Mapping - Last week we talked a little about the map of Canada to accompany our province and territory study. Today we learned about; lines of latitude, longitude, the prime meridian, equator, compass rose, and a little about time zones. They coloured in each feature on a map. Side note for parents: I am keeping all of their work here in a folder. Once it fills up I will send it home. While our two older students removed themselves to work on their own studies, the others went about putting together a large foam map of the world. Once it was complete I quizzed them on everything we've learned and then they had to locate countries at different points of long and lat. They really seemed to grasp this well.

Alphabet Project - Our Canadian Provinces and Territories

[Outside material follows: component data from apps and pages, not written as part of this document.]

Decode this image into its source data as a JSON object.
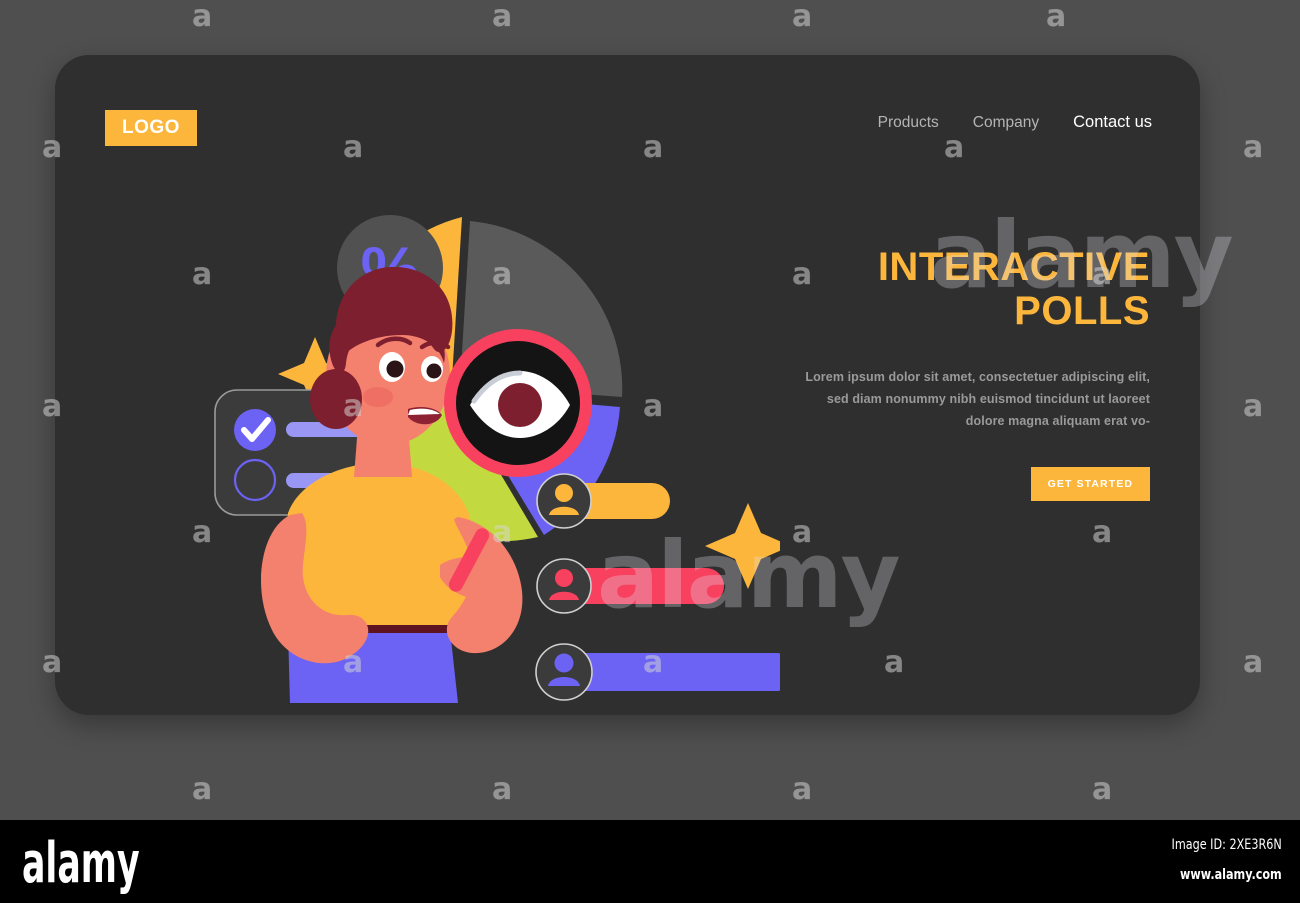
{
  "page": {
    "background_color": "#4f4f4f",
    "card_color": "#2f2f2f"
  },
  "header": {
    "logo_label": "LOGO",
    "nav": [
      {
        "label": "Products",
        "active": false
      },
      {
        "label": "Company",
        "active": false
      },
      {
        "label": "Contact us",
        "active": true
      }
    ]
  },
  "hero": {
    "headline_line1": "INTERACTIVE",
    "headline_line2": "POLLS",
    "headline_color": "#fdb63c",
    "paragraph": "Lorem ipsum dolor sit amet, consectetuer adipiscing elit, sed diam nonummy nibh euismod tincidunt ut laoreet dolore magna aliquam erat vo-",
    "cta_label": "GET STARTED",
    "cta_color": "#fdb63c"
  },
  "illustration": {
    "alt": "Woman holding a magnifying glass with an eye, in front of a pie chart and poll result bars",
    "percent_badge_symbol": "%",
    "percent_badge_color": "#6c63f5",
    "pie_chart": {
      "slices": [
        {
          "name": "gray-slice",
          "color": "#5a5a5a"
        },
        {
          "name": "amber-slice",
          "color": "#fdb63c"
        },
        {
          "name": "lime-slice",
          "color": "#c3d940"
        },
        {
          "name": "purple-slice",
          "color": "#6c63f5"
        }
      ]
    },
    "poll_bars": [
      {
        "name": "poll-bar-amber",
        "color": "#fdb63c",
        "avatar_color": "#fdb63c"
      },
      {
        "name": "poll-bar-pink",
        "color": "#f8405f",
        "avatar_color": "#f8405f"
      },
      {
        "name": "poll-bar-purple",
        "color": "#6c63f5",
        "avatar_color": "#6c63f5"
      }
    ],
    "checklist": {
      "item1_checked": true,
      "item2_checked": false,
      "accent_color": "#6c63f5"
    },
    "sparkle_color": "#fdb63c",
    "character": {
      "skin": "#f4806e",
      "hair": "#7d1f2e",
      "shirt": "#fdb63c",
      "pants": "#6c63f5"
    },
    "magnifier": {
      "ring_color": "#f8405f",
      "lens_color": "#141414",
      "iris_color": "#7d1f2e"
    }
  },
  "watermark": {
    "glyph": "a",
    "brand": "alamy"
  },
  "footer": {
    "logo": "alamy",
    "image_id": "Image ID: 2XE3R6N",
    "url": "www.alamy.com"
  }
}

Rather than have everyone continue their research from last week, we did it as a group. We combined the territories and completed an alphabet sheet for all three. As I read the three chapters on the territories in, "Hey Canada," they let me know when we had found information that they wanted to add to the alphabet list. This went quite well. Some wanted to continue with their research but we held off and will do this next week. Hopefully we will finish it then and it can be bound and illustrated.

Snack Time!

Lego Challenge

This is a fun ice breaker or team builder activity. In pairs, the kids were each given 5 pieces of lego (different shapes). Both kids had to have the same five pieces and they had to be the same colour. With their backs to each other (no looking), one child had to build 'something' while the other waited. When they were finished building, the other child was then given verbal instructions (again no looking) to build the exact same thing. The activity really encourages the kids to work together and to give clear, understandable instructions. After a few times, most groups were able to build the same structures. Fun!

Paddle to the Sea

We continued our reading of Paddle to the Sea. While I read, the kids had to made an art card depicting  a scene that Paddle would have seen on his journey. These will be laminated and can be added to their collection from last year for those that kept them.

Lunch and 30 minutes walk through the neighbourhood. Rainy day!

Silent Reading - 30 minutes

Graffiti Art

We started our graffiti name art project today and managed to complete it! We talked about the difference between art and graffiti. We discussed different fonts, how to space lettering and how to create interesting fonts. They had to design their lettering, choose a symbol that represented them, and select interesting colours and patterns. Then we added a brick background to emphasize the graffiti style. The kids were really interested in this. They did a fabulous job! A few might have to finish at home.

The two older students opted out of this and continued their own studies.

The day finished with more silent reading, me reading Paddle to the Sea, a game of Who Am I, and some lego play.

Thanks again everyone for sharing your children!